Resumption of the National Council’s operation is important at a time when efforts are afoot to speed up reunification negotiations, main opposition AKEL said on Saturday, following the president’s announcement that he would consider reconvening the body if party leaders agreed to his conditions.
“Although it is an advisory body, the National Council is at the same time a place of sharing information and consultation, elements we consider important,” AKEL MP Eleni Mavrou said in a written statement. “AKEL considers the resumption of the National Council’s operation important, especially at a time when an effort is underway to expedite negotiations on the Cyprus problem.”
The council’s operation was questioned earlier this year after EDEK chairman Marinos Sizopoulos made public the confidential minutes of two meetings, saying the public had a right to the truth.
The move prompted President Nicos Anastasiades to rethink a promise to allow documents from the talks to be circulated at meetings and in the meantime said he would brief party leaders separately.
He said he would inform party leaders of his decisions on the matter right after the May 22 parliamentary elections.
On Friday, Anastasiades said he would convene the council “provided the leaders of the parties accept some fundamental issues.”

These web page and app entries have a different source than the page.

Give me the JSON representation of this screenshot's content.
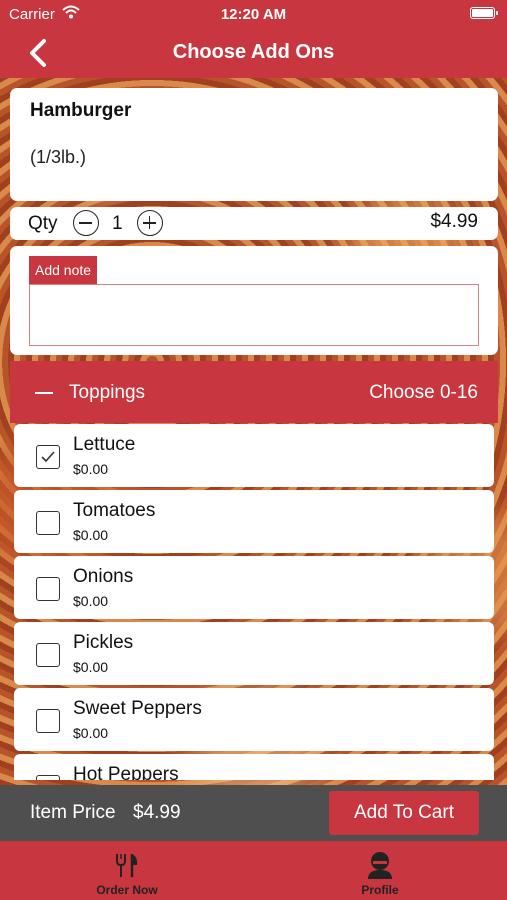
{
  "status": {
    "carrier": "Carrier",
    "time": "12:20 AM",
    "icons": [
      "wifi-icon",
      "battery-icon"
    ]
  },
  "nav": {
    "title": "Choose Add Ons",
    "back_icon": "chevron-left-icon"
  },
  "item": {
    "name": "Hamburger",
    "description": "(1/3lb.)"
  },
  "quantity": {
    "label": "Qty",
    "value": "1",
    "price": "$4.99"
  },
  "note": {
    "label": "Add note",
    "value": ""
  },
  "section": {
    "name": "Toppings",
    "choose": "Choose 0-16"
  },
  "options": [
    {
      "name": "Lettuce",
      "price": "$0.00",
      "checked": true
    },
    {
      "name": "Tomatoes",
      "price": "$0.00",
      "checked": false
    },
    {
      "name": "Onions",
      "price": "$0.00",
      "checked": false
    },
    {
      "name": "Pickles",
      "price": "$0.00",
      "checked": false
    },
    {
      "name": "Sweet Peppers",
      "price": "$0.00",
      "checked": false
    },
    {
      "name": "Hot Peppers",
      "price": "",
      "checked": false
    }
  ],
  "footer": {
    "price_label": "Item Price",
    "price_value": "$4.99",
    "add_button": "Add To Cart"
  },
  "tabs": [
    {
      "label": "Order Now",
      "icon": "fork-knife-icon"
    },
    {
      "label": "Profile",
      "icon": "profile-icon"
    }
  ],
  "colors": {
    "accent": "#c8363f",
    "footer": "#4f4f4f"
  }
}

Asked if his proposal entailed some sort of confidentiality agreement, the president said it included an honour protocol.

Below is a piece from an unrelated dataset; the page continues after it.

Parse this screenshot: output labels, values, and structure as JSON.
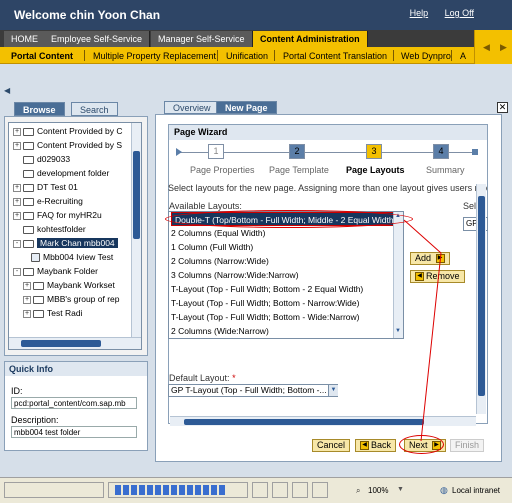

Mavrou said the existence of rules was not enough if they were not respected by everyone.
“It is a fact that leaks and turning the National Council into an arena of unproductive confrontation hinder its constructive operation,” Mavrou said, adding that her party will take a stance after studying the president’s proposal.

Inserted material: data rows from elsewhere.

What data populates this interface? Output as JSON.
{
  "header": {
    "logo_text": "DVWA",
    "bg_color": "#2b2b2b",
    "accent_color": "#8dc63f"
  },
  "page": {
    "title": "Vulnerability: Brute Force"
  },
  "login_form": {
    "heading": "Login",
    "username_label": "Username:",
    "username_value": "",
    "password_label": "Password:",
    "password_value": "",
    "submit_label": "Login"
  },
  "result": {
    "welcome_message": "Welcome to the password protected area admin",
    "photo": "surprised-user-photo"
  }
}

Sizopoulos, whose party lost two seats during the recent elections under his tenure, described the president’s proposal for an honour protocol as a “bad political joke.”
The EDEK chairman suggested it was impossible for Anastasiades to set such a condition when he failed to keep numerous verbal and written pledges, and disrespected the people’s verdict in the 2004 referendum on a UN reunification blueprint, reporting his country to the EU.
Sizopoulos was referring to a letter Anastasiades sent to Pat Cox, the president of the European parliament at the time, denouncing the conditions under which then president Tassos Papadopoulos was organising the referendum.
In the April 21 (three days before the referendum) letter, Anastasiades spoke of undemocratic conditions, media misinformation, gagging and pressure on state sector employees to influence their decision.